▶ _TASK PROMPT_
Every line below needs to be reproduced exactly.
··· DATA EXTRACTS ···
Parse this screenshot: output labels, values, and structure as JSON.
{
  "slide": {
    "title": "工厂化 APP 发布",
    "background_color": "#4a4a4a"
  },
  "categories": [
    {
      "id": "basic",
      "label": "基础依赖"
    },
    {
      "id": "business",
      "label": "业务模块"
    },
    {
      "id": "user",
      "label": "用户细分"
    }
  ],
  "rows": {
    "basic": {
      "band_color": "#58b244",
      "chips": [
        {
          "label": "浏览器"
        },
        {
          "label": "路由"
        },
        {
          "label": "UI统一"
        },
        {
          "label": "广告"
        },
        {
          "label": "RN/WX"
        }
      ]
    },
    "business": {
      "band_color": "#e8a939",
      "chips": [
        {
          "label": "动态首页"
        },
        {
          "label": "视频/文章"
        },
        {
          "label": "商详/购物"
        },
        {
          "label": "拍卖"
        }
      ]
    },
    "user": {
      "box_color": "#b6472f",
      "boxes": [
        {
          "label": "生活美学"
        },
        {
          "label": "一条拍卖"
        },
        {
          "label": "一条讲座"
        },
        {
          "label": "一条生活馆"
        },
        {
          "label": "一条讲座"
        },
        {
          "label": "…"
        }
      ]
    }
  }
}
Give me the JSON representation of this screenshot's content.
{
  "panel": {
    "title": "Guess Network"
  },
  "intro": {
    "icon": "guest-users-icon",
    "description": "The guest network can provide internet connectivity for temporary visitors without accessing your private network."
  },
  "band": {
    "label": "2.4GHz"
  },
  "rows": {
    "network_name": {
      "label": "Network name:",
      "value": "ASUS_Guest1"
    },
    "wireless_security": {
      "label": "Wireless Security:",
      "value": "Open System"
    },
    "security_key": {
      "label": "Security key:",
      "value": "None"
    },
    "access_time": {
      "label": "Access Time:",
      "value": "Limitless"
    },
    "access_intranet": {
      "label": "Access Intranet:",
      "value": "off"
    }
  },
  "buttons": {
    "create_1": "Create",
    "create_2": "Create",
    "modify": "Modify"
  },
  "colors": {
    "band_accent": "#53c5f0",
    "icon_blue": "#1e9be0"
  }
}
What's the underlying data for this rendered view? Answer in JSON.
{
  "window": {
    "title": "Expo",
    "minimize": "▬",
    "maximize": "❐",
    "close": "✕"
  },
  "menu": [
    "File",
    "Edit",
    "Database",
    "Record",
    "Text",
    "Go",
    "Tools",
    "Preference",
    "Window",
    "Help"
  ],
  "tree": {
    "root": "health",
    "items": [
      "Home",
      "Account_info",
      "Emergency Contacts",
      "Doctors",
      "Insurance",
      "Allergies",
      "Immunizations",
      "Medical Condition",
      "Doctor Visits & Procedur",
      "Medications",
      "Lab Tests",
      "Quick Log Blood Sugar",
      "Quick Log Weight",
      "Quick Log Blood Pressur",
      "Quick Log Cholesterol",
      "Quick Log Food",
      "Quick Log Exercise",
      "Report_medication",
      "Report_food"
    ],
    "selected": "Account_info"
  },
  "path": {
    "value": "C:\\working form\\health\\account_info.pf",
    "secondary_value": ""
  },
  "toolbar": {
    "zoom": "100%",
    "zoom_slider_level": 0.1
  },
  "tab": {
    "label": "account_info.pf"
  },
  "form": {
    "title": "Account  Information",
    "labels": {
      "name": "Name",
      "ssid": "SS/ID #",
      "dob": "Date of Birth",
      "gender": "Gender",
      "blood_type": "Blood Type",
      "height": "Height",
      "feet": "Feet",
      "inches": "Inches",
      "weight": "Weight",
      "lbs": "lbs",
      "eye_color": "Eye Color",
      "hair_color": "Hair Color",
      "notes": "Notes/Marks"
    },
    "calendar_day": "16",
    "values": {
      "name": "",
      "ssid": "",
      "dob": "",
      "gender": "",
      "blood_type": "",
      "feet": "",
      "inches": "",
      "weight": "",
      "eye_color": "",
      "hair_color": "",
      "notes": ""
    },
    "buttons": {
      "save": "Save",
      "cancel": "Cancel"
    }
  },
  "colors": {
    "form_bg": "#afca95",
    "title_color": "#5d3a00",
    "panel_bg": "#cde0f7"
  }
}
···
▶ _WRITTEN REPLY_
Parse this screenshot: output labels, values, and structure as JSON.
{
  "slide": {
    "title": "工厂化 APP 发布",
    "background_color": "#4a4a4a"
  },
  "categories": [
    {
      "id": "basic",
      "label": "基础依赖"
    },
    {
      "id": "business",
      "label": "业务模块"
    },
    {
      "id": "user",
      "label": "用户细分"
    }
  ],
  "rows": {
    "basic": {
      "band_color": "#58b244",
      "chips": [
        {
          "label": "浏览器"
        },
        {
          "label": "路由"
        },
        {
          "label": "UI统一"
        },
        {
          "label": "广告"
        },
        {
          "label": "RN/WX"
        }
      ]
    },
    "business": {
      "band_color": "#e8a939",
      "chips": [
        {
          "label": "动态首页"
        },
        {
          "label": "视频/文章"
        },
        {
          "label": "商详/购物"
        },
        {
          "label": "拍卖"
        }
      ]
    },
    "user": {
      "box_color": "#b6472f",
      "boxes": [
        {
          "label": "生活美学"
        },
        {
          "label": "一条拍卖"
        },
        {
          "label": "一条讲座"
        },
        {
          "label": "一条生活馆"
        },
        {
          "label": "一条讲座"
        },
        {
          "label": "…"
        }
      ]
    }
  }
}
Give me the JSON representation of this screenshot's content.
{
  "panel": {
    "title": "Guess Network"
  },
  "intro": {
    "icon": "guest-users-icon",
    "description": "The guest network can provide internet connectivity for temporary visitors without accessing your private network."
  },
  "band": {
    "label": "2.4GHz"
  },
  "rows": {
    "network_name": {
      "label": "Network name:",
      "value": "ASUS_Guest1"
    },
    "wireless_security": {
      "label": "Wireless Security:",
      "value": "Open System"
    },
    "security_key": {
      "label": "Security key:",
      "value": "None"
    },
    "access_time": {
      "label": "Access Time:",
      "value": "Limitless"
    },
    "access_intranet": {
      "label": "Access Intranet:",
      "value": "off"
    }
  },
  "buttons": {
    "create_1": "Create",
    "create_2": "Create",
    "modify": "Modify"
  },
  "colors": {
    "band_accent": "#53c5f0",
    "icon_blue": "#1e9be0"
  }
}
What's the underlying data for this rendered view? Answer in JSON.
{
  "window": {
    "title": "Expo",
    "minimize": "▬",
    "maximize": "❐",
    "close": "✕"
  },
  "menu": [
    "File",
    "Edit",
    "Database",
    "Record",
    "Text",
    "Go",
    "Tools",
    "Preference",
    "Window",
    "Help"
  ],
  "tree": {
    "root": "health",
    "items": [
      "Home",
      "Account_info",
      "Emergency Contacts",
      "Doctors",
      "Insurance",
      "Allergies",
      "Immunizations",
      "Medical Condition",
      "Doctor Visits & Procedur",
      "Medications",
      "Lab Tests",
      "Quick Log Blood Sugar",
      "Quick Log Weight",
      "Quick Log Blood Pressur",
      "Quick Log Cholesterol",
      "Quick Log Food",
      "Quick Log Exercise",
      "Report_medication",
      "Report_food"
    ],
    "selected": "Account_info"
  },
  "path": {
    "value": "C:\\working form\\health\\account_info.pf",
    "secondary_value": ""
  },
  "toolbar": {
    "zoom": "100%",
    "zoom_slider_level": 0.1
  },
  "tab": {
    "label": "account_info.pf"
  },
  "form": {
    "title": "Account  Information",
    "labels": {
      "name": "Name",
      "ssid": "SS/ID #",
      "dob": "Date of Birth",
      "gender": "Gender",
      "blood_type": "Blood Type",
      "height": "Height",
      "feet": "Feet",
      "inches": "Inches",
      "weight": "Weight",
      "lbs": "lbs",
      "eye_color": "Eye Color",
      "hair_color": "Hair Color",
      "notes": "Notes/Marks"
    },
    "calendar_day": "16",
    "values": {
      "name": "",
      "ssid": "",
      "dob": "",
      "gender": "",
      "blood_type": "",
      "feet": "",
      "inches": "",
      "weight": "",
      "eye_color": "",
      "hair_color": "",
      "notes": ""
    },
    "buttons": {
      "save": "Save",
      "cancel": "Cancel"
    }
  },
  "colors": {
    "form_bg": "#afca95",
    "title_color": "#5d3a00",
    "panel_bg": "#cde0f7"
  }
}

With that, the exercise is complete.